It took Toyota over 50 years to develop what we call TPS (Toyota Production System). We cannot just copy and paste the tools they developed and call ourselves lean.
A lean environment requires a different approach to performance measurement, to management and leadership, to organizational structure.
So, how does Toyota train their employees?
Basically they follow the methodology described below. You’ll find that, a lot of that is based on the TWI (Training Within Industry) methodology.
- Train the trainer: Create the lean leadership organization.
- Selected people go through intensive TPS training at Toyota’s consulting division and become TPS trainers or mentors.
- Then, the TPS trainers train the managers and supervisors the lean principles and tools and also their jobs and responsibilities.
- Develop the managers and the leaders: They are not only responsible for the safety, quality, delivery, and cost but also for training and developing their employees and for the integrity of TPS in the workplace. Over time, they are trained in the following: the role of a supervisors, job instructions, standardized work, principles of JIT, problem solving techniques, kaizen.
- Orientation: The new employees go through an orientation period (a week) where they learn in detail about TPS. The training is done in a classroom environment. They learn about: production system, kanban, team work, kaizen, safety, attendance, housekeeping, quality principles, competition in the auto industry, etc.Then, every topic is followed by a practical exercise on the shop floor or office environment, depending on the position of the new employee. This is done to demonstrate that the participants learned what they were supposed to learn.
- Apprenticeship: Managers and supervisors train the new employee on the job, following the orientation. Every employee works on the job he/she was hired for alongside the trainer or the group leader. For a period of up to two months, the new employee has this trainer assigned to ensure that the job is performed exactly as intended, while gaining the deep knowledge, of the basic TPS principles (teambuilding, takt time, one-piece flow, kanban and pull, cost drivers, jidoka, problem solving methodologies, seven types of waste, kaizen, the three rules of Just-In-time (produce what the customer needs, in the right quantity, at the right time). So, you see the huge importance placed upon training at all levels, on coaching and mentoring and on discipline at all levels.
The employees learn TPS from their managers/supervisors/mentors and form on the job training and not from books or by attending seminars. The knowledge is transferred continuously.
Toyota creates a culture of lean leadership, developing their own lean leaders, as opposed to using external help/consultants. These lean leaders then teach the managers and supervisors not only the lean tools but their roles and responsibilities.
Lean cannot be implemented by one individual but by creating an entire workforce that performs their job in a lean manner. All the managers and supervisors are responsible and accountable for the lean implementation.
The fact that several Toyota plants in North America outperformed their sister plants in Japan tells us that the lack of success in the lean implementation cannot be blamed on the cultural differences as some people claim.

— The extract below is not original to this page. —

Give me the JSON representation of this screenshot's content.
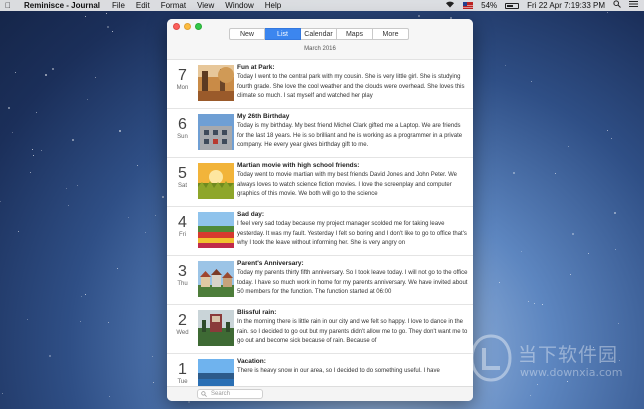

It is, rather, a result of not engaging the whole workforce in a thorough lean and on-the-job training, of not having a leadership team knowledgeable in lean principles and tools and not understanding their roles and responsibilities and, lastly, in not having own lean leaders to drive the lean transformation at all levels.
Of course, there is another prerequisite: having a vision created at the highest level in the company and following that vision as a true North.